Big Data – reduced to a buzz word



A “buzz word”, that is what data has been reduced too. “Big Data” is now a common phrase used to describe numerous counts of different types of data, social media data, point of sale data, financial data, digital and visual data…. Arg, make it stop. But what is it “really” and what makes it useful versus noise?

Over the course of my career, I have worked for companies of all sizes, with some handling data better than others; the best was actually one of the smallest (go figure). Most companies struggled to figure out what to do with the data they have versus how to get more. Retail and CPG companies that can afford all the latest and greatest BI and data mining tools usually collect and use their data very well since it’s REALLY their bread and butter and without it the competition would eat them alive. Unfortunately they aren’t usually able to “house” the data, making “real time” almost impossible. Smaller companies that have jumped into the data pool (per sae) purchase large amounts of data or gather their own live data but rarely have the insight to know what “is” or “isn’t” important. Example, I sell a 250 dollar yard trimmer, now 250 bucks is a bit steep so I know the average person is not going to buy. So, I would need someone who owned (the norm) or rented and really cared (the outliner), and someone who made above average income (the norm) or someone who saved to make the purchase (since it’s a yard trimmer, we’ll say that this is an outliner) but I only have name and email address, what can I do? Honestly, not a whole lot really, except maybe a mailing list. Say I have name, complete address and email, a little better… you could use the addresses to overlay with federal, state and local data or census data from that neighbor. That would tell you median income, average home price, etc. but without more demographic and financial data, it would still not be sufficient to deduce too much insight. So the kind of data you collect becomes more important than ever, if you want to target your customers think about what it would really take for you to get the best insight.

Next issue, when working with data, one needs to think about its quality, what do I mean by that? Is it accurate and clean data? Take a look at the number of duplicate rows of information and incomplete or N/A data fields, these are very important to note and take action on. Next, how your data is labeled and defined, the “metadata” or data dictionary of your database, it tells you if the data field is a character or numeric, the length (max 255 so watch out for those “NOTE” sections), and if applicable a short description of what the variable actually is. A unique quantifier is preferred, when working with FICA/FICO, we used SSN# but in other cases usually a client ID or purchase id, which may not be unique is used. If multiple purchases or visits, with a non-unique way of labeling, occurs this can be a headache especially when working with live data and adding into the master database. Updates in a data warehouse involve data dumps or extraction, transformation and load to merge new data in with existing data (segmentation is based on some type of quantifier, a hopefully unique variable), sounds easy (not) but it gets worse, the bigger the data the longer this process takes and we haven’t even started talking about unstructured data yet, whew. How are incomplete rows beneficial, if you are looking at web data or basket sales, it can show you were someone abandoned their shopping carts, if it’s a loan application, it can tell you where they stopped, see where I’m headed? Data entry is VERY important, a few fat fingered data sets add up fast when you are talking terabytes of data, especially when they are keys in but a multitude of people.
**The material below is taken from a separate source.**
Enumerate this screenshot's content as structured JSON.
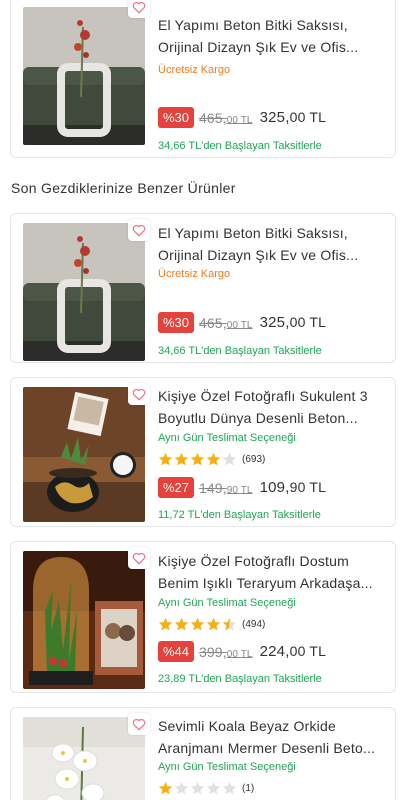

There is more than meets the eye to data, everyone wants it but if you want it just for the sake of having data, make sure it’s not just noise, what do I mean by noise. Data experts usually take different stances on this one; I’m the, make a mental note but remove for the sake of immediate insight, (null data does not make a pretty spreadsheet) kind of person. I take special note at the end of the evaluation or data analysis but don’t freak out trying to figure out why I have 87 records that indicate the person was over 90 years old or they made 123 dollars a year, mis-entries, errors, fat fingers… no time for them now but will contact IT to correct records later (this part is very important as well, if not corrected that is 87 wasted records and they keep coming up with each analysis).
Unstructured data, what do I mean by unstructured, all data has some type of structure… yes, but take Twitter and Facebook data, it doesn’t fit into a tabular form or model but if you manipulated it (using whatever method you choose) you can still infer insight but it’s messy and sometimes a lot of useless information i.e. Joe ate a sandwich and boy was it good, giggle. Lots to think about, tools for collection of data, tools for extraction and updating data, tools for converting unstructured data into usable information, talent to glean insight out of data. Storage used to be a big deal, but now a terabyte is 50 dollars but a data warehouse or data mart will require multiple servers or a mainframe, now there’s some money. But this is enough for you to think about for now, do you still want to build that database or start a data warehouse, if so please don’t shrug it off as begin a piece of cake, to gain insight the corrects steps are to think first, collect second. Happy Mining!